  • Richard Bennett

    Could you share some pcap’s, or anything really, to prove your story wasnt lifted
    from Bryan’s blog? How about some sources?
    Please give some credit where due.

  • No, I’m not saying who sent me the testing data as they don’t want their company name involved. Also, you will notice some of the content that was tested was different. The data I ws sent also did a test on MLB, which wasn’t in Bryan’s post. I didn’t look at Bryan’s post when I wrote my piece, I took what I was sent and wrote the post from that.
    And the person who sent me the testing details also included a PPT file of how anyone could do the test, which I added to the post.

  • The Crowe

    Isn’t that PDF on the Level 3 slide deck?

  • Fanfoot

    Hey Dan,
    Glad to see you running with this. Seems like there are a few issues that could still use clarification, independent of the prioritization issue.
    The first is whether the Xfinity XBox traffic comes in over separate 6MHz QAM channels from the normal internet data traffic. I keep seeing posts suggesting it does, but in conversations with technical people who know how DOCSIS 3.0 works, this seems unworkable. Do you have any sources/data on that issue?

  • Counting Crowes

    Did anyone else find it interesting that they chose Seattle as the best location to serve their Bay Area CDN? Sending all those unicast streams over such a long distance sounds expensive, it’s no wonder they can’t afford to upgrade any of their connections.

  • @fanfoot – i don’t know, but others who are much smarter than me with this stuff are doing more testing and i suspect we’ll get more details soon on those results.

  • miar70

    Given the capture architecture, is it not possible that the marking is being applied by the outgoing ethernet port of the cable modem? This is relatively common for service providers especially those delivering IPTV type services (which I know this is not quite the same) over the home network to ensure that the content gets through even when someone else in the house decides to FTP or stream a lot of music/YouTube etc ?
    To know if the traffic is really prioritized over the shared segment you need to capture traffic with a passive DOCSIS analyzer.

  • internet janitor

    What is surprising to me is that anyone finds this surprising at all.
    The QAM channel separation is a specious argument. Most comcast subs don’t have Docsis-3 capable equipment. When I was a Comcast sub I had the same Docsis-2 modem for 6 years.

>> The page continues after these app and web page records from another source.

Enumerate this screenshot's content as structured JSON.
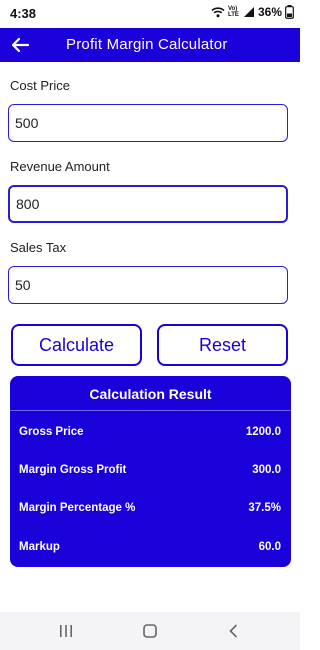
{
  "status_bar": {
    "time": "4:38",
    "battery": "36%",
    "network": "Vo) LTE"
  },
  "app_bar": {
    "title": "Profit Margin Calculator",
    "back_icon": "arrow-left-icon"
  },
  "form": {
    "cost_price": {
      "label": "Cost Price",
      "value": "500"
    },
    "revenue_amount": {
      "label": "Revenue Amount",
      "value": "800"
    },
    "sales_tax": {
      "label": "Sales Tax",
      "value": "50"
    }
  },
  "buttons": {
    "calculate": "Calculate",
    "reset": "Reset"
  },
  "result": {
    "title": "Calculation Result",
    "rows": [
      {
        "label": "Gross Price",
        "value": "1200.0"
      },
      {
        "label": "Margin Gross Profit",
        "value": "300.0"
      },
      {
        "label": "Margin Percentage %",
        "value": "37.5%"
      },
      {
        "label": "Markup",
        "value": "60.0"
      }
    ]
  },
  "nav": {
    "recents_icon": "recents-icon",
    "home_icon": "home-icon",
    "back_icon": "back-chevron-icon"
  },
  "colors": {
    "primary": "#1a00d9",
    "surface": "#ffffff",
    "nav_bar": "#f4f4f6"
  }
}
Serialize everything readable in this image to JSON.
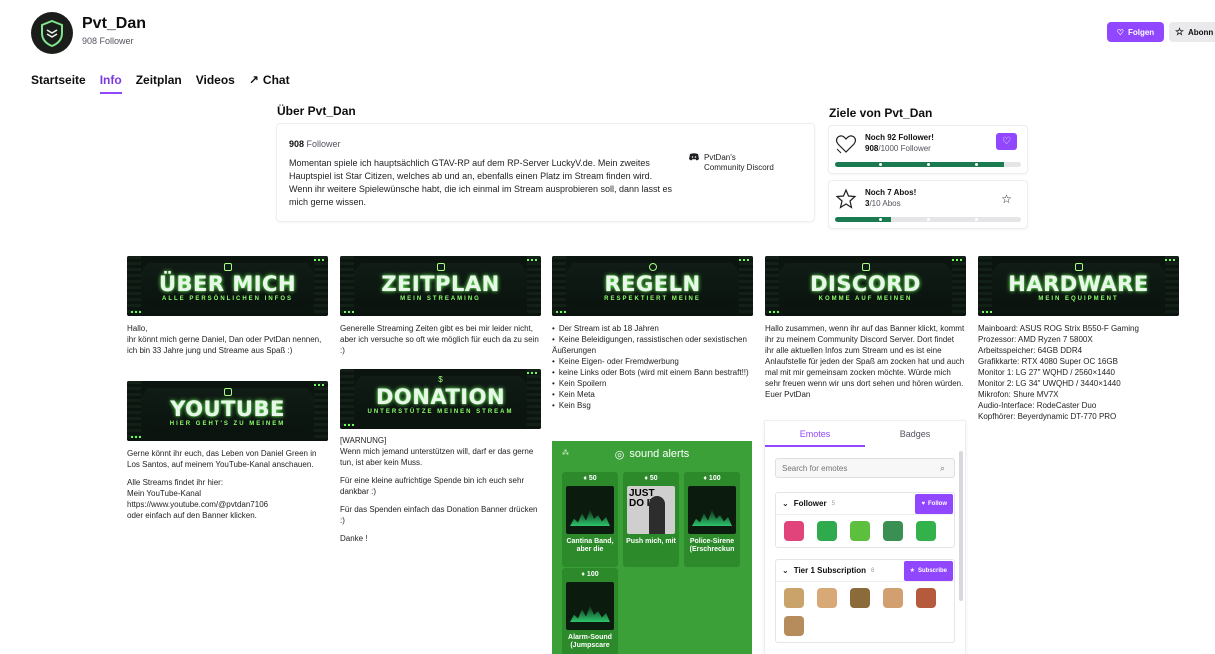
{
  "channel": {
    "name": "Pvt_Dan",
    "followers": "908 Follower",
    "follow_label": "Folgen",
    "subscribe_label": "Abonn"
  },
  "tabs": [
    {
      "label": "Startseite",
      "active": false
    },
    {
      "label": "Info",
      "active": true
    },
    {
      "label": "Zeitplan",
      "active": false
    },
    {
      "label": "Videos",
      "active": false
    },
    {
      "label": "Chat",
      "active": false
    }
  ],
  "about": {
    "title": "Über Pvt_Dan",
    "follower_count": "908",
    "follower_label": "Follower",
    "description": "Momentan spiele ich hauptsächlich GTAV-RP auf dem RP-Server LuckyV.de. Mein zweites Hauptspiel ist Star Citizen, welches ab und an, ebenfalls einen Platz im Stream finden wird. Wenn ihr weitere Spielewünsche habt, die ich einmal im Stream ausprobieren soll, dann lasst es mich gerne wissen.",
    "discord_link_line1": "PvtDan's",
    "discord_link_line2": "Community Discord"
  },
  "goals": {
    "title": "Ziele von Pvt_Dan",
    "items": [
      {
        "headline": "Noch 92 Follower!",
        "current": "908",
        "target_text": "/1000 Follower",
        "progress": 0.908
      },
      {
        "headline": "Noch 7 Abos!",
        "current": "3",
        "target_text": "/10 Abos",
        "progress": 0.3
      }
    ]
  },
  "panels": [
    {
      "title": "ÜBER MICH",
      "subtitle": "ALLE PERSÖNLICHEN INFOS",
      "paragraphs": [
        "Hallo,\nihr könnt mich gerne Daniel, Dan oder PvtDan nennen, ich bin 33 Jahre jung und Streame aus Spaß :)"
      ]
    },
    {
      "title": "ZEITPLAN",
      "subtitle": "MEIN STREAMING",
      "paragraphs": [
        "Generelle Streaming Zeiten gibt es bei mir leider nicht, aber ich versuche so oft wie möglich für euch da zu sein :)"
      ]
    },
    {
      "title": "REGELN",
      "subtitle": "RESPEKTIERT MEINE",
      "bullets": [
        "Der Stream ist ab 18 Jahren",
        "Keine Beleidigungen, rassistischen oder sexistischen Äußerungen",
        "Keine Eigen- oder Fremdwerbung",
        "keine Links oder Bots (wird mit einem Bann bestraft!!)",
        "Kein Spoilern",
        "Kein Meta",
        "Kein Bsg"
      ]
    },
    {
      "title": "DISCORD",
      "subtitle": "KOMME AUF MEINEN",
      "paragraphs": [
        "Hallo zusammen, wenn ihr auf das Banner klickt, kommt ihr zu meinem Community Discord Server. Dort findet ihr alle aktuellen Infos zum Stream und es ist eine Anlaufstelle für jeden der Spaß am zocken hat und auch mal mit mir gemeinsam zocken möchte. Würde mich sehr freuen wenn wir uns dort sehen und hören würden. Euer PvtDan"
      ]
    },
    {
      "title": "HARDWARE",
      "subtitle": "MEIN EQUIPMENT",
      "lines": [
        "Mainboard: ASUS ROG Strix B550-F Gaming",
        "Prozessor: AMD Ryzen 7 5800X",
        "Arbeitsspeicher: 64GB DDR4",
        "Grafikkarte: RTX 4080 Super OC 16GB",
        "Monitor 1: LG 27\" WQHD / 2560×1440",
        "Monitor 2: LG 34\" UWQHD / 3440×1440",
        "Mikrofon: Shure MV7X",
        "Audio-Interface: RodeCaster Duo",
        "Kopfhörer: Beyerdynamic DT-770 PRO"
      ]
    },
    {
      "title": "YOUTUBE",
      "subtitle": "HIER GEHT'S ZU MEINEM",
      "paragraphs": [
        "Gerne könnt ihr euch, das Leben von Daniel Green in Los Santos, auf meinem YouTube-Kanal anschauen.",
        "Alle Streams findet ihr hier:\nMein YouTube-Kanal\nhttps://www.youtube.com/@pvtdan7106\noder einfach auf den Banner klicken."
      ]
    },
    {
      "title": "DONATION",
      "subtitle": "UNTERSTÜTZE MEINEN STREAM",
      "paragraphs": [
        "[WARNUNG]\nWenn mich jemand unterstützen will, darf er das gerne tun, ist aber kein Muss.",
        "Für eine kleine aufrichtige Spende bin ich euch sehr dankbar :)",
        "Für das Spenden einfach das Donation Banner drücken :)",
        "Danke !"
      ]
    }
  ],
  "sound_alerts": {
    "title": "sound alerts",
    "items": [
      {
        "price": "50",
        "label": "Cantina Band, aber die"
      },
      {
        "price": "50",
        "label": "Push mich, mit",
        "thumb_text": "JUST DO IT!"
      },
      {
        "price": "100",
        "label": "Police-Sirene (Erschreckun"
      },
      {
        "price": "100",
        "label": "Alarm-Sound (Jumpscare"
      }
    ]
  },
  "emotes": {
    "tabs": [
      "Emotes",
      "Badges"
    ],
    "search_placeholder": "Search for emotes",
    "sections": [
      {
        "name": "Follower",
        "count": "5",
        "button": "Follow",
        "colors": [
          "#e0447a",
          "#2faa4c",
          "#5dbf3e",
          "#3a8f52",
          "#33b14a"
        ]
      },
      {
        "name": "Tier 1 Subscription",
        "count": "6",
        "button": "Subscribe",
        "colors": [
          "#c9a36a",
          "#d9a877",
          "#8c6b3a",
          "#d2a070",
          "#b55a3c",
          "#b78c5c"
        ]
      }
    ]
  },
  "colors": {
    "accent": "#9147ff",
    "goal_progress": "#1a7a50",
    "panel_glow": "#6cff5c",
    "sound_alerts_bg": "#3aa037"
  }
}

  • David Mays

    Your title states that Comcast is prioritizing their traffic and “here’s the proof” but you later admit that you haven’t any proof.
    “What I don’t know is if they are treating the two tags differently, but the tags are there.”
    It’s valid to ask the question about prioritization, but without having that proof or even a response from Comcast, is it really appropriate to levy the accusation?

  • David Mays

    Here’s a follow-up from Comcast’s CTO, Tony Werner.
    “It’s really important to us that we make crystal clear that, in contrast to some other providers, we are not prioritizing our transmission of Xfinity TV content to the Xbox (as some have speculated). While DSCP markings can be used to assign traffic different priority levels, that is not their only application — and that is not what they are being used for here.”
    So there you have it, from the horse’s mouth, so to speak. Comcast is NOT prioritizing packets.

  • miar70

    While that is one way to identify traffic it is not the only way, it would seem quite simple to identify the source ip address and netmask of the content servers in order to put them into a new DOCSIS service flow. The problem with using DSCP tags is that they are used to prioritize one packet over another and any QoS capable router/switch that has the functionality turned on will naturally handle higher priority packets first. If this were the only reason then they won’t mind switching the priority tags around 😉
    It is not surprising to me this is happening though and indeed as Comcast mentioned this is really no different than what AT&T do with their U-Verse service.

  • miar70

    The Level3 article is pretty damning considering the congestion throughput test cases that prove that prioritization is going on otherwise bandwidth should be equally shared…